4.8 Following consultation with NHS Boards the question about patients being bothered by noise was replaced with two new questions asking specifically about noise during the day and noise during the night. The new questions will make it easier for NHS Boards to identify the cause of noise problems. Last year 58 per cent of patients were not bothered by noise. This year 68 per cent of patients were not bothered about noise during the day and 52 per cent of patients were not bothered about noise during the night.

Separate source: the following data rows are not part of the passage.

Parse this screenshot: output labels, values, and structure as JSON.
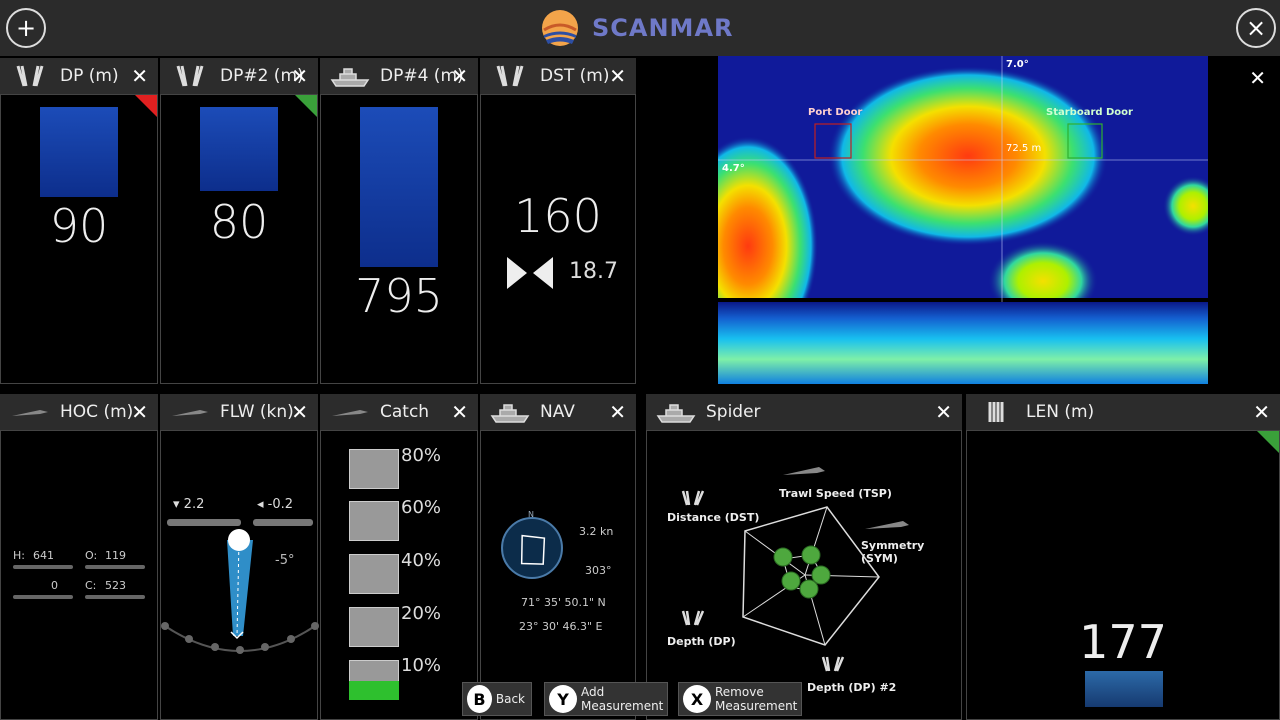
{
  "header": {
    "brand": "SCANMAR",
    "add_icon": "plus-icon",
    "close_icon": "close-icon"
  },
  "top_panels": [
    {
      "title": "DP (m)",
      "value": "90",
      "indicator": "#e02020"
    },
    {
      "title": "DP#2 (m)",
      "value": "80",
      "indicator": "#3aa03a"
    },
    {
      "title": "DP#4 (m)",
      "value": "795"
    },
    {
      "title": "DST (m)",
      "value": "160",
      "sub_value": "18.7"
    }
  ],
  "sonar": {
    "port_label": "Port Door",
    "starboard_label": "Starboard Door",
    "top_angle": "7.0°",
    "left_angle": "4.7°",
    "center_range": "72.5 m"
  },
  "bottom_panels": {
    "hoc": {
      "title": "HOC (m)",
      "h_label": "H:",
      "h_value": "641",
      "o_label": "O:",
      "o_value": "119",
      "left_value": "0",
      "c_label": "C:",
      "c_value": "523"
    },
    "flw": {
      "title": "FLW (kn)",
      "left_value": "2.2",
      "right_value": "-0.2",
      "angle": "-5°"
    },
    "catch": {
      "title": "Catch",
      "levels": [
        "80%",
        "60%",
        "40%",
        "20%",
        "10%"
      ],
      "filled_level": 0.1
    },
    "nav": {
      "title": "NAV",
      "north": "N",
      "speed": "3.2 kn",
      "heading": "303°",
      "lat": "71° 35' 50.1\" N",
      "lon": "23° 30' 46.3\" E"
    },
    "spider": {
      "title": "Spider",
      "labels": [
        "Trawl Speed (TSP)",
        "Distance (DST)",
        "Symmetry (SYM)",
        "Depth (DP)",
        "Depth (DP) #2"
      ]
    },
    "len": {
      "title": "LEN (m)",
      "value": "177"
    }
  },
  "actions": [
    {
      "key": "B",
      "label": "Back"
    },
    {
      "key": "Y",
      "label": "Add Measurement"
    },
    {
      "key": "X",
      "label": "Remove Measurement"
    }
  ]
}
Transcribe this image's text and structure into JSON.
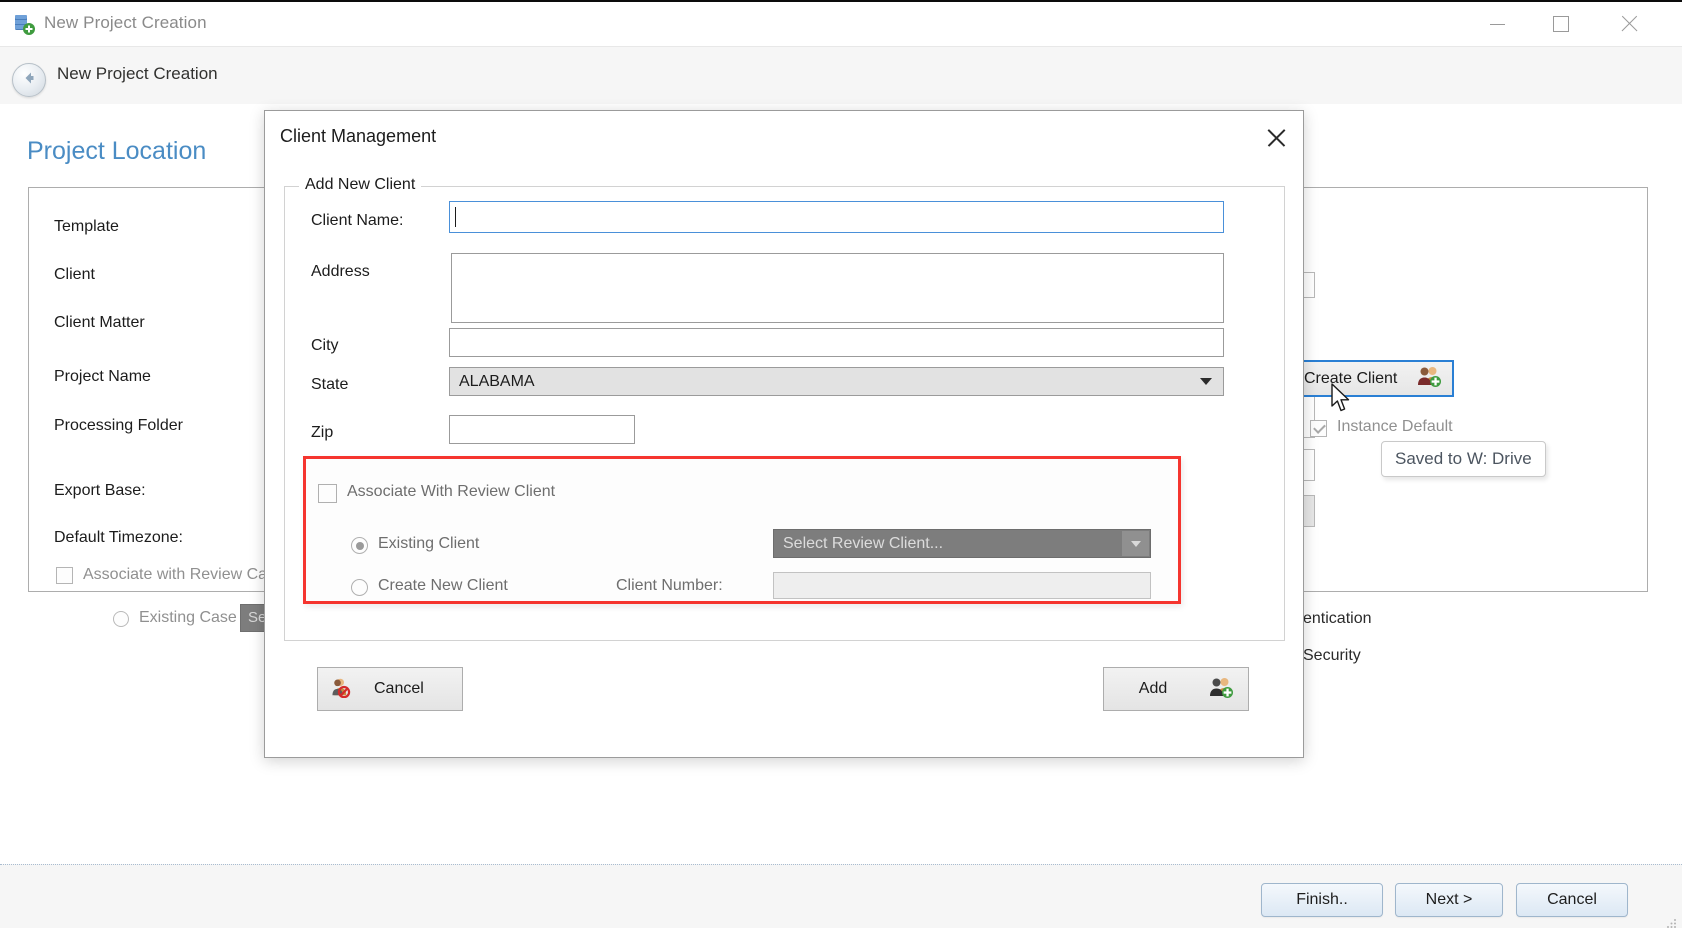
{
  "window": {
    "title": "New Project Creation",
    "icon": "app-database-add-icon",
    "minimize": "minimize",
    "maximize": "maximize",
    "close": "close"
  },
  "wizard": {
    "back_icon": "back-arrow-icon",
    "header_title": "New Project Creation",
    "page_title": "Project Location",
    "fields": [
      {
        "label": "Template"
      },
      {
        "label": "Client"
      },
      {
        "label": "Client Matter"
      },
      {
        "label": "Project Name"
      },
      {
        "label": "Processing Folder"
      },
      {
        "label": "Export Base:"
      },
      {
        "label": "Default Timezone:"
      }
    ],
    "associate_review_case": {
      "label": "Associate with Review Case",
      "checked": false
    },
    "existing_case": {
      "label": "Existing Case",
      "selected": false,
      "select_placeholder": "Se"
    },
    "create_client_button": {
      "label": "Create Client",
      "icon": "users-add-icon"
    },
    "tooltip": "Saved to W: Drive",
    "instance_default": {
      "label": "Instance Default",
      "checked": true
    },
    "right_items": [
      {
        "label": "entication"
      },
      {
        "label": "Security"
      }
    ]
  },
  "footer": {
    "finish": "Finish..",
    "next": "Next >",
    "cancel": "Cancel"
  },
  "dialog": {
    "title": "Client Management",
    "close_icon": "close-icon",
    "legend": "Add New Client",
    "fields": {
      "client_name": {
        "label": "Client Name:",
        "value": "",
        "focused": true
      },
      "address": {
        "label": "Address",
        "value": ""
      },
      "city": {
        "label": "City",
        "value": ""
      },
      "state": {
        "label": "State",
        "value": "ALABAMA"
      },
      "zip": {
        "label": "Zip",
        "value": ""
      }
    },
    "review_section": {
      "associate_checkbox": {
        "label": "Associate With Review Client",
        "checked": false
      },
      "existing_client": {
        "label": "Existing Client",
        "selected": true,
        "select_placeholder": "Select Review Client..."
      },
      "create_new_client": {
        "label": "Create New Client",
        "selected": false,
        "client_number_label": "Client Number:",
        "client_number_value": ""
      }
    },
    "buttons": {
      "cancel": {
        "label": "Cancel",
        "icon": "users-cancel-icon"
      },
      "add": {
        "label": "Add",
        "icon": "users-add-icon"
      }
    }
  },
  "colors": {
    "accent_blue": "#4a8cc4",
    "focus_blue": "#4a90d9",
    "highlight_red": "#f5352f",
    "button_border_blue": "#2a7fd4"
  }
}
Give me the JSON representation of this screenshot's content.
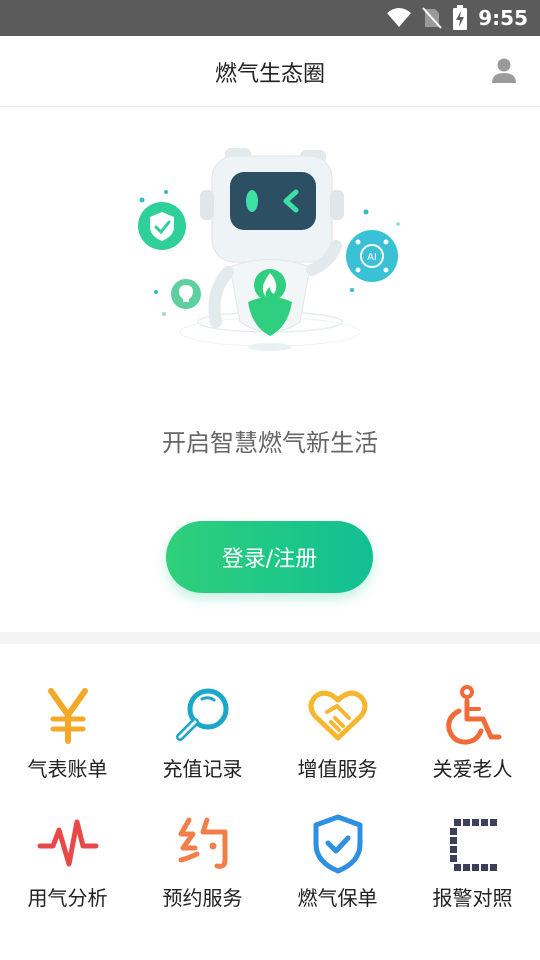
{
  "status_bar": {
    "time": "9:55"
  },
  "header": {
    "title": "燃气生态圈"
  },
  "hero": {
    "slogan": "开启智慧燃气新生活",
    "login_label": "登录/注册",
    "robot_ai_badge": "AI"
  },
  "services": [
    {
      "label": "气表账单",
      "icon": "yen-icon",
      "color": "#f4a828"
    },
    {
      "label": "充值记录",
      "icon": "magnifier-icon",
      "color": "#1aa7c9"
    },
    {
      "label": "增值服务",
      "icon": "heart-handshake-icon",
      "color": "#f5b630"
    },
    {
      "label": "关爱老人",
      "icon": "wheelchair-icon",
      "color": "#f06a3a"
    },
    {
      "label": "用气分析",
      "icon": "pulse-icon",
      "color": "#e84848"
    },
    {
      "label": "预约服务",
      "icon": "appointment-icon",
      "color": "#f07f4a"
    },
    {
      "label": "燃气保单",
      "icon": "shield-check-icon",
      "color": "#2f8fe0"
    },
    {
      "label": "报警对照",
      "icon": "alarm-grid-icon",
      "color": "#3c3f5c"
    }
  ]
}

Noise at night is more of a problem for patients because it will affect their sleep and potentially affect their period of recovery.

4.9 Another question that was added to this year's survey asked if patients received assistance within a reasonable time when they called for it, with 87 per cent of patients strongly agreeing or agreeing.

Table 2 Summary of the results to questions about the hospital environment

Statement or question 2011 Change from 2010 In Positive %
Total base (unweighted) Negative
%
Neither positive nor negative
%
Positive
%
The main ward or room I stayed in was clean. 30,384 3 5 92 2
The bathrooms and toilets were clean. 30,003 7 6 86 2
I was not bothered by noise at night. 27,822 31 17 52 N/A
I was not bothered by noise during the day. 28,058 13 19 68 N/A
I was happy with the food and drink that I received. 29,837 21 12 67 -4
When I called I received assistance within a reasonable time. 28,395 6 7 87 N/A
I was not bothered or threatened by other patients or visitors. 28,405 11 7 83 3
I knew who was in charge of the ward. 28,428 26 12 61 -2

* Not all rows add to 100% due to rounding, statistically significant differences are in bold

Knowing who was in charge of the ward

4.10 There has been a small decrease of three percentage points in the percentage of patients who knew who was in charge of the ward. More than a quarter of patients disagreed that they knew who was in charge of the ward. The Senior Charge Nurse is the staff member in charge of the ward, although some patients will have answered that they knew who was in charge of the ward, but thought it was someone else. One of the aims of the Leading Better Care programme [8] to achieve by the end of 2010 was to redefine the role of Senior Charge Nurses. This included making sure that the Senior Charge Nurse is visible and accessible to patients. Although the survey only covered hospital stay up to September 2010, it appears there may still be problems with patients understanding the role of the Senior Charge Nurse.

Sharing a room or bay with members of the opposite sex

4.11 In addition to the statements identified in Table 4.1, patients were asked if they had shared a room or bay with a member of the opposite sex during their most recent stay in hospital. Ten per cent of patients shared a room or bay with a member of the opposite sex, a similar percentage to the 9 per cent that had in 2010. This is despite the fact that all Scottish hospitals should have abolished mixed sex wards. 12 per cent of emergency patients reported sharing a room with a member of the opposite sex compared to 6 per cent for waiting list or planned in advance patients. This suggest that it may be that in the A&E / acute receiving ward where most patients are sharing a room or bay with a member of the opposite sex. It is worth noting that here are likely to be differences in the perceptions of patients of what constitutes mixed sex accommodation.